» Dataset excerpts:
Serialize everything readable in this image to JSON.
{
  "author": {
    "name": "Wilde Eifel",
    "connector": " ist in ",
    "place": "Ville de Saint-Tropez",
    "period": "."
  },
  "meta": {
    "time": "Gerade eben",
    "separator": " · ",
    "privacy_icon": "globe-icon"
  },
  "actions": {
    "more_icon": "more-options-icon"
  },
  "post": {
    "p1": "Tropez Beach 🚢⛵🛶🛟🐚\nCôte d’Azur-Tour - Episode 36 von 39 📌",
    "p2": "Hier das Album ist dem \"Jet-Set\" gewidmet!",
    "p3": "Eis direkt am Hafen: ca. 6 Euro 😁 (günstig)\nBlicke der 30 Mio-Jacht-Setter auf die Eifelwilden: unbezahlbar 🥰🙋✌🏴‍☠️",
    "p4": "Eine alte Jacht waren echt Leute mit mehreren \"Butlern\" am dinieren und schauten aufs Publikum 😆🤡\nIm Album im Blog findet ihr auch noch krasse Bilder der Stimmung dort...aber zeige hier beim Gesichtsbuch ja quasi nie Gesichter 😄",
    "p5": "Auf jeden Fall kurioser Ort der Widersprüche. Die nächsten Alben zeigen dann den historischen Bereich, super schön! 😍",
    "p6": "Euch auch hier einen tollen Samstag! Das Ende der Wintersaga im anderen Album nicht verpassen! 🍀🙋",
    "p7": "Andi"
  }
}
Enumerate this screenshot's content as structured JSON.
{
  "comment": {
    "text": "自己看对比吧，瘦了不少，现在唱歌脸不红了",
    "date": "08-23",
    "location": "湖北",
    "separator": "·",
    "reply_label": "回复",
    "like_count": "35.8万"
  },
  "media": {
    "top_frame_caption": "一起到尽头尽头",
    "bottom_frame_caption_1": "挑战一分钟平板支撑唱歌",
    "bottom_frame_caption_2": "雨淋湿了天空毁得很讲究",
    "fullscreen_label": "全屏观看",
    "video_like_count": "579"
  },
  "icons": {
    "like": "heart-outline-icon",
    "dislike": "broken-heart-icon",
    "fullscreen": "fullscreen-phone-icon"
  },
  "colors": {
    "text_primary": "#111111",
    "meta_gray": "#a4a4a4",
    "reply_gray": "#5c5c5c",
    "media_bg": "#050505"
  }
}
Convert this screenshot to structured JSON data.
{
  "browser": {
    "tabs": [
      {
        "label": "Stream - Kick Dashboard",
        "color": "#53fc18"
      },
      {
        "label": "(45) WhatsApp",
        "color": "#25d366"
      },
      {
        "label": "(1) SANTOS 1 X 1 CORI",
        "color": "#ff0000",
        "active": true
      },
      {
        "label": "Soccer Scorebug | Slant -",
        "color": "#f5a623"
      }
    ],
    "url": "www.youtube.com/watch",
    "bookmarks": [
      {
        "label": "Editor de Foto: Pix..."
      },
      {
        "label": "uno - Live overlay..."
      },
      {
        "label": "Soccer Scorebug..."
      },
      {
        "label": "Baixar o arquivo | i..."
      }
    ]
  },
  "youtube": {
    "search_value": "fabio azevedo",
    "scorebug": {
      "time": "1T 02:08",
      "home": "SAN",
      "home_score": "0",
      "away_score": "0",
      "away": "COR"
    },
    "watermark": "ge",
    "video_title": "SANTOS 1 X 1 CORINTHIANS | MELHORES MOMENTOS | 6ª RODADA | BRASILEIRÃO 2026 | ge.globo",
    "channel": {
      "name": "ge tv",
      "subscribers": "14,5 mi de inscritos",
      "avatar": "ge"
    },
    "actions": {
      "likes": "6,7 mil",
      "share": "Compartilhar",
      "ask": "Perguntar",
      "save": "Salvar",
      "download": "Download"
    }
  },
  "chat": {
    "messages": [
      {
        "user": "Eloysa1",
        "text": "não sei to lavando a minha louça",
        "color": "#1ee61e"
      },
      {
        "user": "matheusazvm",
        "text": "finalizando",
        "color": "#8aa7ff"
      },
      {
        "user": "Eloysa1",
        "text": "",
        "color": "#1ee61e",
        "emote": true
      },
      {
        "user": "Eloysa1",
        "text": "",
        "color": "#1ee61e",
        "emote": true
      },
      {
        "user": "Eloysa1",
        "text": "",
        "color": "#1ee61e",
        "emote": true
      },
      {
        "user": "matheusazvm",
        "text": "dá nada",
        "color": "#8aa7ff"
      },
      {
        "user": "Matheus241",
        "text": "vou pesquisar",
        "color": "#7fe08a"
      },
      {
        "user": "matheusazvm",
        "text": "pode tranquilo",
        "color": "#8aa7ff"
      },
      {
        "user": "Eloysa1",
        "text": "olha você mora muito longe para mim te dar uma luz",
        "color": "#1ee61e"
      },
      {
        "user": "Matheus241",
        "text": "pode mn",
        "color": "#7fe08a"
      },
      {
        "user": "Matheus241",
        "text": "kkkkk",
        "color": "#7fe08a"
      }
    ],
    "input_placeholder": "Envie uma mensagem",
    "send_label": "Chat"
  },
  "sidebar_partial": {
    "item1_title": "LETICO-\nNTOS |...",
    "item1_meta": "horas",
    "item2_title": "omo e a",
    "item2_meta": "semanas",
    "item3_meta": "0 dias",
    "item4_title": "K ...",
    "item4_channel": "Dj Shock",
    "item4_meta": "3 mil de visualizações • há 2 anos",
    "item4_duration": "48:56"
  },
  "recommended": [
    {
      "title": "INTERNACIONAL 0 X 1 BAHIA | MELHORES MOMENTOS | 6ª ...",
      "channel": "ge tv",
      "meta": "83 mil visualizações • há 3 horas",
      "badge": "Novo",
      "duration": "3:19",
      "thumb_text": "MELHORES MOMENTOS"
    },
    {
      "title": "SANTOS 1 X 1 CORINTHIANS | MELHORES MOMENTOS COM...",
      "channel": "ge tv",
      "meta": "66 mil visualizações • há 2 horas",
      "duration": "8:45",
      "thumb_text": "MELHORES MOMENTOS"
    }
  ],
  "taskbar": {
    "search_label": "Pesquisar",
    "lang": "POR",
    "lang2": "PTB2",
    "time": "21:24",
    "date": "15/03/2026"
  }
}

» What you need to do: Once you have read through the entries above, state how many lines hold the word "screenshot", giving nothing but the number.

» Solution to the exercise: 2